(Dataset rows describing interfaces)
/---
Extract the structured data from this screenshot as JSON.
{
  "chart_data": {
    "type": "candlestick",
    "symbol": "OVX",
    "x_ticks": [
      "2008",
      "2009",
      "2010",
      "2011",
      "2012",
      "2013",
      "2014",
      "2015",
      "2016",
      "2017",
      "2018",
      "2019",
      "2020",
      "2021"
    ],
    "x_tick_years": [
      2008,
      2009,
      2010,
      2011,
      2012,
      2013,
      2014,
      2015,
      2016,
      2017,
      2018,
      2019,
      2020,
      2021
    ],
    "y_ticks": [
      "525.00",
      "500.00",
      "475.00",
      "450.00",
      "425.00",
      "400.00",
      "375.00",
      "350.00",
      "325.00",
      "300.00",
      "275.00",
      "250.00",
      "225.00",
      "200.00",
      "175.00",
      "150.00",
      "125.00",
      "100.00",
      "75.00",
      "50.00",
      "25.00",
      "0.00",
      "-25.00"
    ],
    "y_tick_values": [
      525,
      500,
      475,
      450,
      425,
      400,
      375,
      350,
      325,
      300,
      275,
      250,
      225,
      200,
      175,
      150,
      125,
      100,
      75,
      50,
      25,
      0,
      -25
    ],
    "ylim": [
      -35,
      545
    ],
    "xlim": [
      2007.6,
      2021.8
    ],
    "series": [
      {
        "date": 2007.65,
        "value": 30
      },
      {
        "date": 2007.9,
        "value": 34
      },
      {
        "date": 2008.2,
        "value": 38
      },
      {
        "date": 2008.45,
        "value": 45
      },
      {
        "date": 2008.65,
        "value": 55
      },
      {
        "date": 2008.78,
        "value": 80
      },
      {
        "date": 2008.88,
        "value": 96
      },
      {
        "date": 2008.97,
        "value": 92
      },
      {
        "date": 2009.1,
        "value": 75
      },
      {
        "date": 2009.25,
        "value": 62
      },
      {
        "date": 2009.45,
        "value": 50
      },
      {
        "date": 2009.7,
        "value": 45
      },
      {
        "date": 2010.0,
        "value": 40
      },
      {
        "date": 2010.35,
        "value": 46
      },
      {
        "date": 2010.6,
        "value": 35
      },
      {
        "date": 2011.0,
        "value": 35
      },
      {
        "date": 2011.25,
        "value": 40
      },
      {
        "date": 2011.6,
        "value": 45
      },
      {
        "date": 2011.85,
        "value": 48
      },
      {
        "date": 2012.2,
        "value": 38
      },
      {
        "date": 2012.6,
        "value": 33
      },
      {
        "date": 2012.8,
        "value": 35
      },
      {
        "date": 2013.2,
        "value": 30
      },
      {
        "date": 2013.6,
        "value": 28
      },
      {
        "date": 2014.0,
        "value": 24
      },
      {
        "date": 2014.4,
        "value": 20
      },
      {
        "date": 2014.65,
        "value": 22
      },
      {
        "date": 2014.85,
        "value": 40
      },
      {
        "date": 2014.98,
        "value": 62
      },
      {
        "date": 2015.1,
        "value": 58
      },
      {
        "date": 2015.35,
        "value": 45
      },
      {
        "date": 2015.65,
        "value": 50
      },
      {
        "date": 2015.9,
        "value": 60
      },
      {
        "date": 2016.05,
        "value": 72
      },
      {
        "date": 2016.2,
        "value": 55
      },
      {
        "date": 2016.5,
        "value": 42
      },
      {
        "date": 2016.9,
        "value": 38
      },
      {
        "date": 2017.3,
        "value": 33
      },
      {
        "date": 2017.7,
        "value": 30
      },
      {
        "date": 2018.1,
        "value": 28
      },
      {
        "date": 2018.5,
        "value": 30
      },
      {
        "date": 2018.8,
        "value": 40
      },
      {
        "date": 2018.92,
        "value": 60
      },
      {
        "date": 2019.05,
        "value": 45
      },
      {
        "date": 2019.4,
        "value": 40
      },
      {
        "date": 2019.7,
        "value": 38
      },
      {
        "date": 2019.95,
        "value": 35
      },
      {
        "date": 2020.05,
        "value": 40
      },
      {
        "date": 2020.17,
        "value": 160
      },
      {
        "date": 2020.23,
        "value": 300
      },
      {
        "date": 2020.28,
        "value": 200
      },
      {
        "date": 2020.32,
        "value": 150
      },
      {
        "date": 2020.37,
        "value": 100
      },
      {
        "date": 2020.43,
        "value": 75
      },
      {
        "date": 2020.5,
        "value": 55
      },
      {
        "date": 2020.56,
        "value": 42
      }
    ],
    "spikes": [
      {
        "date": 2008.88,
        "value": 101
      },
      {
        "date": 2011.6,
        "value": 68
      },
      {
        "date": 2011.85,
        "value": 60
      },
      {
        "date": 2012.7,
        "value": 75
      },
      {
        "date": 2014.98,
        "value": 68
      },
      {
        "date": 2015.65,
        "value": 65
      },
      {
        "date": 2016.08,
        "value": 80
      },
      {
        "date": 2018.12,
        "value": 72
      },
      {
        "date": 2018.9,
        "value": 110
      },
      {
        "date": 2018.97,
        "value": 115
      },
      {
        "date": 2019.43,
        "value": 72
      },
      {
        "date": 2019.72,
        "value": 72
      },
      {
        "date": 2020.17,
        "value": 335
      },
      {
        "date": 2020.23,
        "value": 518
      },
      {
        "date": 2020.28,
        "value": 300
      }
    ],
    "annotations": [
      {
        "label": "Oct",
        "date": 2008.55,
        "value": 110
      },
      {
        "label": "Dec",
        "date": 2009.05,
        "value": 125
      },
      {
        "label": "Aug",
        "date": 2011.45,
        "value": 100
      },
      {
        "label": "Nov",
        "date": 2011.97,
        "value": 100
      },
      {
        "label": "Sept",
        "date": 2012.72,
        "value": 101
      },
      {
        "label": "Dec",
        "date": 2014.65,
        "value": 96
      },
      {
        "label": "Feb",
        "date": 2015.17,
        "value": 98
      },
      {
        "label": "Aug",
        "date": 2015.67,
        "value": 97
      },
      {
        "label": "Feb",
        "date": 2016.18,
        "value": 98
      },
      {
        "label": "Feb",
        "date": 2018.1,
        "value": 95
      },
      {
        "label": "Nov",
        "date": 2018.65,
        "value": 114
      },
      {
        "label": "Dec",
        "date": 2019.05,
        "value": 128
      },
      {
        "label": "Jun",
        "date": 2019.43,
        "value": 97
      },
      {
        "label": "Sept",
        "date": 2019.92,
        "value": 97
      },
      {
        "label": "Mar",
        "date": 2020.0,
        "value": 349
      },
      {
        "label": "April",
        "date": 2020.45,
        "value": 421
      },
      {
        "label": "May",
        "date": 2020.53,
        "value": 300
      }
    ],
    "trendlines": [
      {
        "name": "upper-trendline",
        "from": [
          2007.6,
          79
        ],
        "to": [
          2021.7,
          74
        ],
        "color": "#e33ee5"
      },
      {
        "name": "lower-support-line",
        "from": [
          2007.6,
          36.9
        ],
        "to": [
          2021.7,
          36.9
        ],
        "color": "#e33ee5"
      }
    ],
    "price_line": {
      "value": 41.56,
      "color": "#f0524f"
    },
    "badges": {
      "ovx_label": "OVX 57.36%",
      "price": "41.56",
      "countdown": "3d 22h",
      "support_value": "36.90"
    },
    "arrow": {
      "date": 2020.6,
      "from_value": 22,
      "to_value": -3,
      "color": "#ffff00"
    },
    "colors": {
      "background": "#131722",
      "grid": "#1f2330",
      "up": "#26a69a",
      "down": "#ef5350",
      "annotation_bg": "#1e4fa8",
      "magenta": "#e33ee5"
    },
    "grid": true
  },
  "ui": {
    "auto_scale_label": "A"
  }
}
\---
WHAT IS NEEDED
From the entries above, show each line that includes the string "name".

WRITTEN SOLUTION
        "name": "upper-trendline",
        "name": "lower-support-line",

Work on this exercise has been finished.